Here are some records; copy every line that holds the word "Serve".

=== Begin Enclosure ===

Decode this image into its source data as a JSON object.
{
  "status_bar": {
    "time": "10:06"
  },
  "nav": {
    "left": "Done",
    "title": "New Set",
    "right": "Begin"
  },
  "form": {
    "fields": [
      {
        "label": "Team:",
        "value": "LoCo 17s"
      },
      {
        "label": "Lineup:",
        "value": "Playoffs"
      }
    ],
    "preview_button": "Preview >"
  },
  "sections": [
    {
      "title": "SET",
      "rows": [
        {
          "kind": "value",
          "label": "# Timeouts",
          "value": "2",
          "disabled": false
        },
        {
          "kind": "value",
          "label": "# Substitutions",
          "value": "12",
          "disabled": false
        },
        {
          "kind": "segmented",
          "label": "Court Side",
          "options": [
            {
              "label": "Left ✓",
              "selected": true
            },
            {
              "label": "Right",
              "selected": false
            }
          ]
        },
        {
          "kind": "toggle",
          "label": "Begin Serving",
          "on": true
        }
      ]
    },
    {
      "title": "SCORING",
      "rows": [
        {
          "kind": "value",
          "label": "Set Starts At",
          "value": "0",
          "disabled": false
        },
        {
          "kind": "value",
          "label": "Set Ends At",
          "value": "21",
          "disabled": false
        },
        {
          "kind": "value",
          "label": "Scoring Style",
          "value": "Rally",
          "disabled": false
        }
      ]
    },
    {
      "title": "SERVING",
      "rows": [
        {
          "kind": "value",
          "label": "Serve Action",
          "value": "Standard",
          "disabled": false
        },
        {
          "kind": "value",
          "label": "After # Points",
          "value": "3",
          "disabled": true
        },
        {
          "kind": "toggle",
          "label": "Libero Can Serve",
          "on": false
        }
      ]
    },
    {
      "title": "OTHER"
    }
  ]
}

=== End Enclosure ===

YOUR SOLUTION:
          "label": "Serve Action",
          "label": "Libero Can Serve",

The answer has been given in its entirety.